Expect Siri to be a little less formal and little more chatty, as Apple continues to tweak its personal assistant as a broader effort to step up its artificial intelligence efforts.
That's one of the many takeaways from an extensive look at Apple's work with AI and machine learning by long-time Apple observer Steven Levy at his Backchannel blog on Medium. While Levy's primary focus is on how Apple incorporates machine learning into its products, there are a few Siri-centric tidbits that should interest iOS users in particular.
For starters, there's the warmer, friendlier Siri. In a demo, Levy gets to hear Siri's familiar, robotic voice contrasted with a more natural-sounding one. That's an example of the effort Apple is putting into machine learning, Siri's head of advanced development Tom Gruber tells Levy, and it could lead to people being more comfortable talking with that disembodied voice that lives in their iPhone (and with macOS Sierra, their Mac).
"People feel more trusting if the voice is a bit more high-quality," Gruber tells Levy in the Backchannel article. "The better voice actually pulls the user in and has them use it more. So it has an increasing-returns effect."
I'm not sure how much of Apple's efforts to make Siri sound a little bit more natural are out in the wild yet, but hints of a friendlier tone have crept into my conversations with the assistant. Using the iOS 10 public beta when I say "Hey Siri," the digital assistant will spring to life on my iPhone SE with a more casual-sounding "I'm listening" or "Yes?" Siri still lapses into a robotic tone, particularly when commas or proper names are involved, but you can get a sense of the improvements Apple is trying to make.
Whether it pays off is another question entirely. In that same Backchannel article, Apple claims that people are stumbling upon new Siri features from the same familiar requests that they make of the voice assistant. That hasn't been my experience, though. Perhaps because I've had past frustrations with Siri, I only use the feature for queries I know will result in success — asking Siri to set an alarm or start a timer, for example, or maybe composing a text message to my wife when I need to keep my hands off my iPhone's on-screen keyboard. Those kinds of uses don't really lend themselves to discovery.
Ask Siri what it can do, and the voice assistant helpfully brings up a list of possible queries. An entry under Restaurants suggesting that I could make dinner reservations caught my eye. I tried phrasing my query in different ways — "I want to make dinner reservations" or "I want to make reservations tonight" — and got everything from a list of web page results to Siri confessing that it didn't understand my request. I got my best results when I said I wanted to reserve a table for four in San Francisco: Siri brought up a list of tappable results with links to the Open Table app. A similar request for Oakland just brought up a list of restaurants that Siri offered to call. We can chalk some of that up to the vagaries of using an iOS beta, but Siri's still got some studying to do.

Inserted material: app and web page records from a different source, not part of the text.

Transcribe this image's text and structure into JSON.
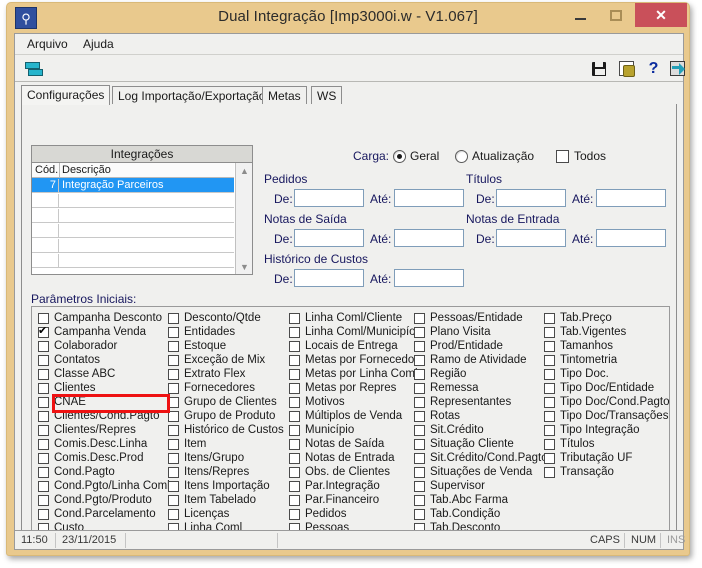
{
  "window": {
    "title": "Dual Integração [Imp3000i.w - V1.067]",
    "app_icon": "app-logo-icon",
    "minimize_label": "–",
    "maximize_label": "□",
    "close_label": "✕",
    "frame_color": "#e9c98d",
    "close_color": "#c9505a"
  },
  "menubar": {
    "items": [
      {
        "label": "Arquivo"
      },
      {
        "label": "Ajuda"
      }
    ]
  },
  "toolbar": {
    "left_icons": [
      {
        "name": "sync-integration-icon"
      }
    ],
    "right_icons": [
      {
        "name": "save-icon"
      },
      {
        "name": "export-icon"
      },
      {
        "name": "help-icon",
        "glyph": "?"
      },
      {
        "name": "exit-icon"
      }
    ]
  },
  "tabs": [
    {
      "label": "Configurações",
      "active": true
    },
    {
      "label": "Log Importação/Exportação",
      "active": false
    },
    {
      "label": "Metas",
      "active": false
    },
    {
      "label": "WS",
      "active": false
    }
  ],
  "grid": {
    "title": "Integrações",
    "columns": [
      "Cód.",
      "Descrição"
    ],
    "rows": [
      {
        "cod": "7",
        "desc": "Integração Parceiros",
        "selected": true
      },
      {
        "cod": "",
        "desc": "",
        "selected": false
      },
      {
        "cod": "",
        "desc": "",
        "selected": false
      },
      {
        "cod": "",
        "desc": "",
        "selected": false
      },
      {
        "cod": "",
        "desc": "",
        "selected": false
      },
      {
        "cod": "",
        "desc": "",
        "selected": false
      },
      {
        "cod": "",
        "desc": "",
        "selected": false
      }
    ],
    "scroll_up": "▲",
    "scroll_down": "▼",
    "selection_color": "#2196f3"
  },
  "options": {
    "carga_label": "Carga:",
    "radios": [
      {
        "label": "Geral",
        "checked": true
      },
      {
        "label": "Atualização",
        "checked": false
      }
    ],
    "todos": {
      "label": "Todos",
      "checked": false
    },
    "groups": [
      {
        "name": "Pedidos",
        "de_label": "De:",
        "de_value": "",
        "ate_label": "Até:",
        "ate_value": ""
      },
      {
        "name": "Títulos",
        "de_label": "De:",
        "de_value": "",
        "ate_label": "Até:",
        "ate_value": ""
      },
      {
        "name": "Notas de Saída",
        "de_label": "De:",
        "de_value": "",
        "ate_label": "Até:",
        "ate_value": ""
      },
      {
        "name": "Notas de Entrada",
        "de_label": "De:",
        "de_value": "",
        "ate_label": "Até:",
        "ate_value": ""
      },
      {
        "name": "Histórico de Custos",
        "de_label": "De:",
        "de_value": "",
        "ate_label": "Até:",
        "ate_value": ""
      }
    ]
  },
  "params": {
    "label": "Parâmetros Iniciais:",
    "columns": [
      {
        "items": [
          {
            "label": "Campanha Desconto",
            "checked": false
          },
          {
            "label": "Campanha Venda",
            "checked": true,
            "highlighted": true
          },
          {
            "label": "Colaborador",
            "checked": false
          },
          {
            "label": "Contatos",
            "checked": false
          },
          {
            "label": "Classe ABC",
            "checked": false
          },
          {
            "label": "Clientes",
            "checked": false
          },
          {
            "label": "CNAE",
            "checked": false
          },
          {
            "label": "Clientes/Cond.Pagto",
            "checked": false
          },
          {
            "label": "Clientes/Repres",
            "checked": false
          },
          {
            "label": "Comis.Desc.Linha",
            "checked": false
          },
          {
            "label": "Comis.Desc.Prod",
            "checked": false
          },
          {
            "label": "Cond.Pagto",
            "checked": false
          },
          {
            "label": "Cond.Pgto/Linha Coml",
            "checked": false
          },
          {
            "label": "Cond.Pgto/Produto",
            "checked": false
          },
          {
            "label": "Cond.Parcelamento",
            "checked": false
          },
          {
            "label": "Custo",
            "checked": false
          }
        ]
      },
      {
        "items": [
          {
            "label": "Desconto/Qtde",
            "checked": false
          },
          {
            "label": "Entidades",
            "checked": false
          },
          {
            "label": "Estoque",
            "checked": false
          },
          {
            "label": "Exceção de Mix",
            "checked": false
          },
          {
            "label": "Extrato Flex",
            "checked": false
          },
          {
            "label": "Fornecedores",
            "checked": false
          },
          {
            "label": "Grupo de Clientes",
            "checked": false
          },
          {
            "label": "Grupo de Produto",
            "checked": false
          },
          {
            "label": "Histórico de Custos",
            "checked": false
          },
          {
            "label": "Item",
            "checked": false
          },
          {
            "label": "Itens/Grupo",
            "checked": false
          },
          {
            "label": "Itens/Repres",
            "checked": false
          },
          {
            "label": "Itens Importação",
            "checked": false
          },
          {
            "label": "Item Tabelado",
            "checked": false
          },
          {
            "label": "Licenças",
            "checked": false
          },
          {
            "label": "Linha Coml",
            "checked": false
          }
        ]
      },
      {
        "items": [
          {
            "label": "Linha Coml/Cliente",
            "checked": false
          },
          {
            "label": "Linha Coml/Municipío",
            "checked": false
          },
          {
            "label": "Locais de Entrega",
            "checked": false
          },
          {
            "label": "Metas por Fornecedor",
            "checked": false
          },
          {
            "label": "Metas por Linha Coml.",
            "checked": false
          },
          {
            "label": "Metas por Repres",
            "checked": false
          },
          {
            "label": "Motivos",
            "checked": false
          },
          {
            "label": "Múltiplos de Venda",
            "checked": false
          },
          {
            "label": "Município",
            "checked": false
          },
          {
            "label": "Notas de Saída",
            "checked": false
          },
          {
            "label": "Notas de Entrada",
            "checked": false
          },
          {
            "label": "Obs. de Clientes",
            "checked": false
          },
          {
            "label": "Par.Integração",
            "checked": false
          },
          {
            "label": "Par.Financeiro",
            "checked": false
          },
          {
            "label": "Pedidos",
            "checked": false
          },
          {
            "label": "Pessoas",
            "checked": false
          }
        ]
      },
      {
        "items": [
          {
            "label": "Pessoas/Entidade",
            "checked": false
          },
          {
            "label": "Plano Visita",
            "checked": false
          },
          {
            "label": "Prod/Entidade",
            "checked": false
          },
          {
            "label": "Ramo de Atividade",
            "checked": false
          },
          {
            "label": "Região",
            "checked": false
          },
          {
            "label": "Remessa",
            "checked": false
          },
          {
            "label": "Representantes",
            "checked": false
          },
          {
            "label": "Rotas",
            "checked": false
          },
          {
            "label": "Sit.Crédito",
            "checked": false
          },
          {
            "label": "Situação Cliente",
            "checked": false
          },
          {
            "label": "Sit.Crédito/Cond.Pagto",
            "checked": false
          },
          {
            "label": "Situações de Venda",
            "checked": false
          },
          {
            "label": "Supervisor",
            "checked": false
          },
          {
            "label": "Tab.Abc Farma",
            "checked": false
          },
          {
            "label": "Tab.Condição",
            "checked": false
          },
          {
            "label": "Tab.Desconto",
            "checked": false
          }
        ]
      },
      {
        "items": [
          {
            "label": "Tab.Preço",
            "checked": false
          },
          {
            "label": "Tab.Vigentes",
            "checked": false
          },
          {
            "label": "Tamanhos",
            "checked": false
          },
          {
            "label": "Tintometria",
            "checked": false
          },
          {
            "label": "Tipo Doc.",
            "checked": false
          },
          {
            "label": "Tipo Doc/Entidade",
            "checked": false
          },
          {
            "label": "Tipo Doc/Cond.Pagto",
            "checked": false
          },
          {
            "label": "Tipo Doc/Transações",
            "checked": false
          },
          {
            "label": "Tipo Integração",
            "checked": false
          },
          {
            "label": "Títulos",
            "checked": false
          },
          {
            "label": "Tributação UF",
            "checked": false
          },
          {
            "label": "Transação",
            "checked": false
          }
        ]
      }
    ],
    "highlight_color": "#ee1111"
  },
  "statusbar": {
    "time": "11:50",
    "date": "23/11/2015",
    "caps": "CAPS",
    "num": "NUM",
    "ins": "INS"
  }
}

Still, I found some encouraging signs. I asked what inning the Oakland game was in and — after clarifying whether I meant the football team or baseball team in Oakland — Siri happily informed me that it was the seventh inning and the A's were winning for once. It's not a seamless experience, since you would think the word "inning" might be a tip off to what sport I meant, but it does suggest that Siri is getting smarter.
Siri figures to be a big part of iOS 10 when the finished version of the updated operating system arrives in September, probably just before Apple's latest iPhones hit retail shelves. Apple is opening up Siri to third-party developers — better late than never, I guess — and its intelligence can be seen in features like predictive typing suggestions that offer up locations and contact info based on the context of what you're typing. And, based on the Backchannel article, there are likely more Siri-related surprises to be found as you dive into the OS update.

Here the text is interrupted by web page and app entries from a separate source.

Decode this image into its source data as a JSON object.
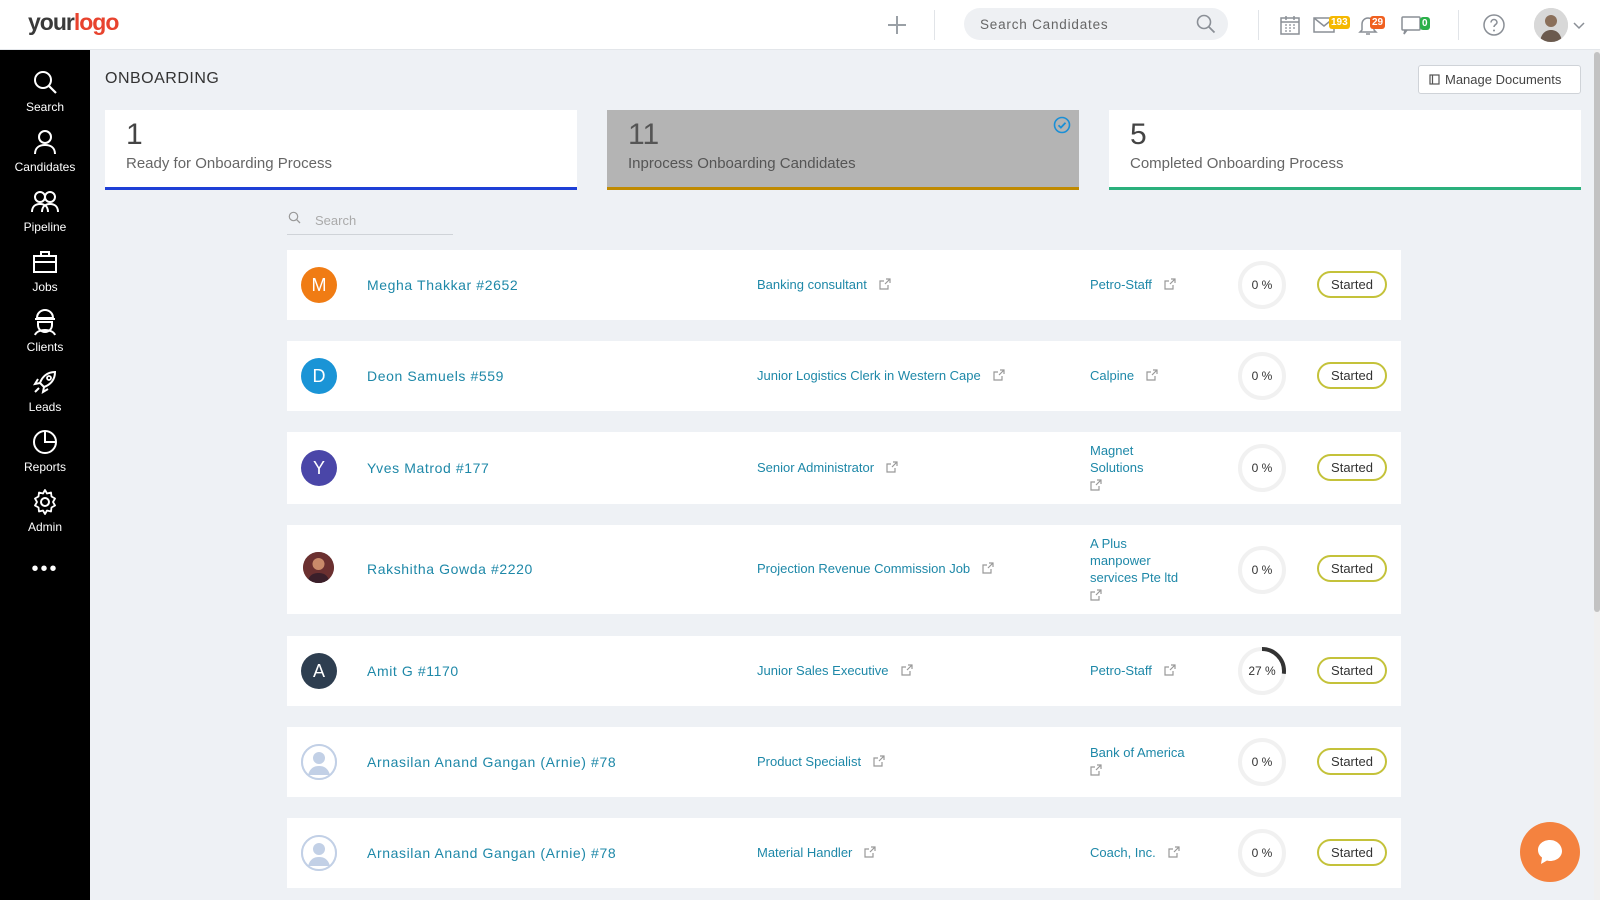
{
  "logo": {
    "part1": "your",
    "part2": "logo"
  },
  "topbar": {
    "search_placeholder": "Search Candidates",
    "mail_count": "193",
    "notification_count": "29",
    "chat_count": "0"
  },
  "sidebar": {
    "items": [
      {
        "label": "Search",
        "icon": "search-icon"
      },
      {
        "label": "Candidates",
        "icon": "user-icon"
      },
      {
        "label": "Pipeline",
        "icon": "users-icon"
      },
      {
        "label": "Jobs",
        "icon": "briefcase-icon"
      },
      {
        "label": "Clients",
        "icon": "client-icon"
      },
      {
        "label": "Leads",
        "icon": "rocket-icon"
      },
      {
        "label": "Reports",
        "icon": "pie-chart-icon"
      },
      {
        "label": "Admin",
        "icon": "gear-icon"
      }
    ],
    "more": "•••"
  },
  "page": {
    "title": "ONBOARDING",
    "manage_documents": "Manage Documents"
  },
  "stats": [
    {
      "count": "1",
      "label": "Ready for Onboarding Process",
      "color": "#1e3fd6"
    },
    {
      "count": "11",
      "label": "Inprocess Onboarding Candidates",
      "color": "#c08a00"
    },
    {
      "count": "5",
      "label": "Completed Onboarding Process",
      "color": "#2ab07c"
    }
  ],
  "list": {
    "search_placeholder": "Search",
    "rows": [
      {
        "initial": "M",
        "avatar_color": "#f07c14",
        "name": "Megha Thakkar #2652",
        "job": "Banking consultant",
        "client": "Petro-Staff",
        "progress": 0,
        "progress_label": "0 %",
        "status": "Started"
      },
      {
        "initial": "D",
        "avatar_color": "#1a94d6",
        "name": "Deon Samuels #559",
        "job": "Junior Logistics Clerk in Western Cape",
        "client": "Calpine",
        "progress": 0,
        "progress_label": "0 %",
        "status": "Started"
      },
      {
        "initial": "Y",
        "avatar_color": "#4a46a8",
        "name": "Yves Matrod #177",
        "job": "Senior Administrator",
        "client": "Magnet Solutions",
        "progress": 0,
        "progress_label": "0 %",
        "status": "Started"
      },
      {
        "initial": "",
        "avatar_color": "#5a2a2a",
        "name": "Rakshitha Gowda #2220",
        "job": "Projection Revenue Commission Job",
        "client": "A Plus manpower services Pte ltd",
        "progress": 0,
        "progress_label": "0 %",
        "status": "Started"
      },
      {
        "initial": "A",
        "avatar_color": "#2e3e50",
        "name": "Amit G #1170",
        "job": "Junior Sales Executive",
        "client": "Petro-Staff",
        "progress": 27,
        "progress_label": "27 %",
        "status": "Started"
      },
      {
        "initial": "",
        "avatar_color": "#c7d5ea",
        "name": "Arnasilan Anand Gangan (Arnie) #78",
        "job": "Product Specialist",
        "client": "Bank of America",
        "progress": 0,
        "progress_label": "0 %",
        "status": "Started"
      },
      {
        "initial": "",
        "avatar_color": "#c7d5ea",
        "name": "Arnasilan Anand Gangan (Arnie) #78",
        "job": "Material Handler",
        "client": "Coach, Inc.",
        "progress": 0,
        "progress_label": "0 %",
        "status": "Started"
      }
    ]
  }
}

"I think we need to be doing a better job communicating all the things we do," Eddy Cue, Apple's senior vice president for internet software and services, tells Levy. Hopefully, that starts in earnest with iOS 10.
Have you noticed any newfound Siri tricks when you've used your iPhone lately? Let us know in the comments below.